It’s ALIVE! Frankenstein was made from several parts, hence the “Frankensteining” of sewing patterns is the idea of combining two or more patterns to make your own design. I’ve taken this concept to combine the Chalk & Notch Wren blouse bodice with the Butterick 6684 flounced sleeves to make this beauty below:
Sew…Here we GO! I love the Chalk & Notch Wren; however, it’s late spring and the heat is on. I love the design of the Wren bodice, but I wanted something flowy for summer on my arms. The Wren long sleeves were totally out for the season, and the Wren has a short sleeve version with elastic. Not what I was looking for. Now, the Butterick 6684 has the cutest flounced sleeve in their view D. Lightning struck and waaalaaah! I’ve Created A MONSTER! I’ll show you how I did it, SEW… keep reading on.
The first thing I had to do was to figure out how to cut the upper sleeve to fit the armscye of the bodice. I took the Wren upper sleeve pattern and used that as a guide. The sleeve pattern from the Butterick was then laid on top and lined up to where the underarms met. I needed to ensure the sleeve seam was the appropriate length. I wanted about a 4-inch seam before the flounce.
Now that I have my pattern pieces ready, it’s time to cut them out. I chose to use a white on white cotton embroidered fabric. Easy care, wash and wear woven. I love using my pattern weights and rotary cutter. I also love my wash away markers so I can mark all my notches and dots. I’ve changed my machine needle to a nice sharp Microtex size 10 and cleaned the bobbin area of my sewing machine before I start my new project. Last but not least, I do a test sewing line on a scrap piece of fabric to ensure correct tension and stitch. This project will use a 1cm seam allowance.
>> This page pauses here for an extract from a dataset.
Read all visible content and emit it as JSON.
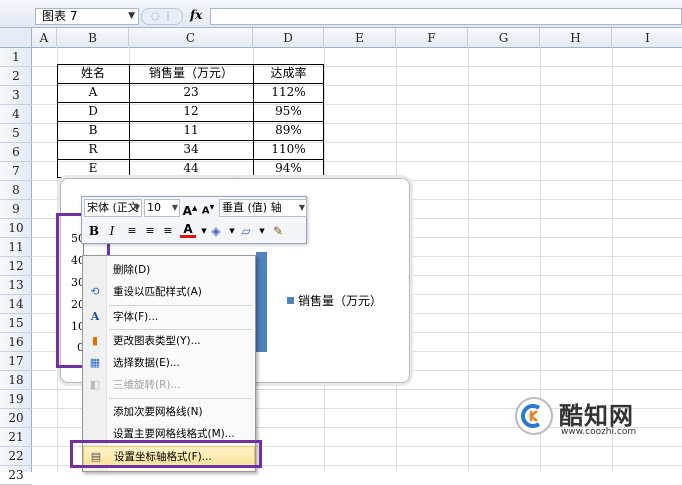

Don’t jump ahead of this sewing project, as the bodice of the Wren is done a bit differently than the usual. You won’t want to miss this cool way of completing the collar. Now let’s fuse the interfacing to the front bodice where the buttons and button holes will be. Go ahead and fuse the interfacing to the collar facings too. Since you’re at the ironing board, go ahead and press your darts so it will make sewing easier. Sew the darts; all of them; bust and backs.
Now we are going to line up our shoulder seams of the neck facing. This can be a bit confusing so remember, the “angled edge” lines up with the shoulder seam. See the photos below so you don’t get confused.
Sew the shoulder seams of the facing and press. Chalk & Notch suggests you sew a scant 3/8″ stitch line around the outer edge of the facing to use as a pressing guide. This is such a helpful trick and I would almost say an imperative step due to the edge stitching that will be up and coming.
Now press the edge over following this stitch line as perfect as you can. Take your time. Use spray starch or water if that helps you. Do not sew this edge down or finish this edge. We will get that done here shortly.
This is the different cool way to apply the facing. Don’t sew it in the usual way. Do this instead: With right sides together, sew the short edge of the facing at the 1cm seam allowance starting at the neck edge all the way down and keep going down the front to the hem line. This does two things: 1) it attaches the facing to the bodice and it gives you another “pressing stitch” down the front of the shirt.
Press the seam open and keep pressing down the front of the bodice a 1cm allowance.
Now fold the front of the bodice facing matching your notches and pin in place both the front of the bodice and the neck facing matching the shoulder seams.
Just around the neckline, sew 1cm seam. See below:
Understitch the neck facing to the seam allowances to help the collar lay nice and flat. Clip the curves and trim the seams of the neck edge. Turn right side out and if you have one, use your point turner to get that corner out nice and sharp. Give it a good press, press the front bodice facing down too matching your markings.
Pin the facings to the bodice. Now for the magic… sew an edge stitch all the way around and down the facings to hold them in place.
I adjusted my sewing machine needle all the way to the left so I could utilize all my presser foot motion to guide the fabric nice and evenly.
It’s magic. Look how pretty that came out!
Let’s work on the sleeves now. Set your sleeves in the armscyes matching the notches. Finish your seams with an overlock stitch or zigzag to keep in nice and neat.
Now sew the side seams together including the sleeve seams. Finish those seams also.
Time to prep the flounce. Sew the short flounce seam and finish with an overlock stitch. I suggest you hem the flounce now before you attach it to the sleeve. I did a double fold and edge stitched mine in place.
With right sides together I placed the sleeve through the flounce and pinned in place matching the seams and notches. Finish the seam and whaaalaaa! Give it a good press.
Now sew the button holes and buttons on and YOU’RE All Done. Wear it in good health! Keep cool for the summer.